[TASK]:
In the listing below, find every line with the string "numbers" and pull it out.

————————

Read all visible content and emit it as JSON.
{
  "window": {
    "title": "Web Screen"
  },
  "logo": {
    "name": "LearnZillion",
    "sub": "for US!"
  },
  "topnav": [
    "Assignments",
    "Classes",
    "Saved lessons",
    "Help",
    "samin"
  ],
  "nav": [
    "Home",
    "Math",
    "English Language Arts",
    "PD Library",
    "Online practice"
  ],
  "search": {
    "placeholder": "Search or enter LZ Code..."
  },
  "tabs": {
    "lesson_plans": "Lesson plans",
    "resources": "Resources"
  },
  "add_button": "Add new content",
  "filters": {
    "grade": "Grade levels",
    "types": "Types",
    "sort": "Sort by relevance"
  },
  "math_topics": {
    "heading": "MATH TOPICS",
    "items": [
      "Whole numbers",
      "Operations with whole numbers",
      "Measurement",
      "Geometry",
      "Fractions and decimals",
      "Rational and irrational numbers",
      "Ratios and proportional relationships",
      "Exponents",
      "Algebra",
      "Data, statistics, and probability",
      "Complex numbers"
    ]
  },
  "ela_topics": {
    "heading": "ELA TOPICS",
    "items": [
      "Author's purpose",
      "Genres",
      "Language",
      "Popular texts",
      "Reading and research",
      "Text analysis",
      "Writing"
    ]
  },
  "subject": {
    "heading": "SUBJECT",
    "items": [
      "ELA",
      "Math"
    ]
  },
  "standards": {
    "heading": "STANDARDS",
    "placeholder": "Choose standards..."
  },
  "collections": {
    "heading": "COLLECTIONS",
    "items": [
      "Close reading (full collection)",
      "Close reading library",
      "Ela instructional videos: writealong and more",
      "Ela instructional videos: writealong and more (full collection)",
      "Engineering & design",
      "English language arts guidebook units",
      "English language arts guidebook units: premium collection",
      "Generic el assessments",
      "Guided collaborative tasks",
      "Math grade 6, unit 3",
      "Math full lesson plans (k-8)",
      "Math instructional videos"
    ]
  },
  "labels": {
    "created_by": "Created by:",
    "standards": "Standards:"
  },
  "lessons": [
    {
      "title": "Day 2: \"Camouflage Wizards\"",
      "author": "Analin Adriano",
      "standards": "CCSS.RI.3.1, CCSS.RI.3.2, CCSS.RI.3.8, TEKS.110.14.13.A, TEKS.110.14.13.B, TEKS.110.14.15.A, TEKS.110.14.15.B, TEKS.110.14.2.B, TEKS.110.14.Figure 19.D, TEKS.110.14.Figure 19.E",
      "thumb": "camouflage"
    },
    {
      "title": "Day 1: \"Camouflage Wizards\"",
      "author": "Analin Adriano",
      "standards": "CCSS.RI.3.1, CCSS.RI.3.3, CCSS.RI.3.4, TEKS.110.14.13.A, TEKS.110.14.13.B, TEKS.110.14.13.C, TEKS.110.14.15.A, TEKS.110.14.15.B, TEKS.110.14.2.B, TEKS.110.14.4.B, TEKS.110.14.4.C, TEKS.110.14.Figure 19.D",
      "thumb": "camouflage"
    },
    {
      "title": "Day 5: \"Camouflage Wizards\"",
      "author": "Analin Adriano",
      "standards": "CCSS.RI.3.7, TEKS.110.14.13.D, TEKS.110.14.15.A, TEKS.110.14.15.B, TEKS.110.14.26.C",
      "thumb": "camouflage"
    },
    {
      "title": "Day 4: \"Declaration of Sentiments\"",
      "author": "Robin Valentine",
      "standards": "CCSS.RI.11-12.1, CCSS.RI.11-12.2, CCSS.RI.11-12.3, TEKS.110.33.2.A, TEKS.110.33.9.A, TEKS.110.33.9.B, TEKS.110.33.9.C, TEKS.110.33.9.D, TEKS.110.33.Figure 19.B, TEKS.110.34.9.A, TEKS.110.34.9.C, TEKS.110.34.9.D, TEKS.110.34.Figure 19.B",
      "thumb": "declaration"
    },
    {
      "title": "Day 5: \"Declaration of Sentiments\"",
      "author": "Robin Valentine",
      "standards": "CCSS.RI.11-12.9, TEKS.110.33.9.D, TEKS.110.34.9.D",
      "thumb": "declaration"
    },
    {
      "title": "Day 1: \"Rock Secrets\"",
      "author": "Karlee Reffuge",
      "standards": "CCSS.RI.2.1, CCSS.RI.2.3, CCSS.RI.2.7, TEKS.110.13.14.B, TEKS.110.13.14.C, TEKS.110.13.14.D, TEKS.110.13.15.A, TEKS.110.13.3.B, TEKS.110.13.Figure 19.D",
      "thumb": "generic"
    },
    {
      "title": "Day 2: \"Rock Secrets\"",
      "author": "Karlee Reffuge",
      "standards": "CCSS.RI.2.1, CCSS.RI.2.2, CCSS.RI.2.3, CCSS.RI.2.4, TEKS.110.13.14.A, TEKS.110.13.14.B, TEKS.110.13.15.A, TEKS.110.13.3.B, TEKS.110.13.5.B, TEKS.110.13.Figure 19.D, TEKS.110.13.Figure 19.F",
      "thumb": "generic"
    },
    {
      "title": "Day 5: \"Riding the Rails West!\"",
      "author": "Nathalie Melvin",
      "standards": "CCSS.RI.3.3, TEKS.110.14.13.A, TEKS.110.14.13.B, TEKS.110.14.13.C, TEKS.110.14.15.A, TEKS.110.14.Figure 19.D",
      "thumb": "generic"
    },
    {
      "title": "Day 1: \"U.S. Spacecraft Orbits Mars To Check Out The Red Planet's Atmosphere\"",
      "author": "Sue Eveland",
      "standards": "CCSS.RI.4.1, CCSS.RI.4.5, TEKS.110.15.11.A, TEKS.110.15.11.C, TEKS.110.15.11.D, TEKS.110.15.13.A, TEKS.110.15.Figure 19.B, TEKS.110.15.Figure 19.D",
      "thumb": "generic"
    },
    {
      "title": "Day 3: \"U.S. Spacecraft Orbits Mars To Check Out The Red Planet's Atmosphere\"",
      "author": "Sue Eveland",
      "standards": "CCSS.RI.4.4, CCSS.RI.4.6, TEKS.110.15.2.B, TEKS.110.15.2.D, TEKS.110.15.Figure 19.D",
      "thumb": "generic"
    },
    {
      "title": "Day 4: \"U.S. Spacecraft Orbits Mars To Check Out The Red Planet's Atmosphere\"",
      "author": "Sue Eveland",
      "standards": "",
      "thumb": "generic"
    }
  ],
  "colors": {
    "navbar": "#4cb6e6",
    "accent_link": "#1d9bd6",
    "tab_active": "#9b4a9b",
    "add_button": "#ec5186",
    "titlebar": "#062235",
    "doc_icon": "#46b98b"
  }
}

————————

[RESPONSE]:
      "Whole numbers",
      "Operations with whole numbers",
      "Rational and irrational numbers",
      "Complex numbers"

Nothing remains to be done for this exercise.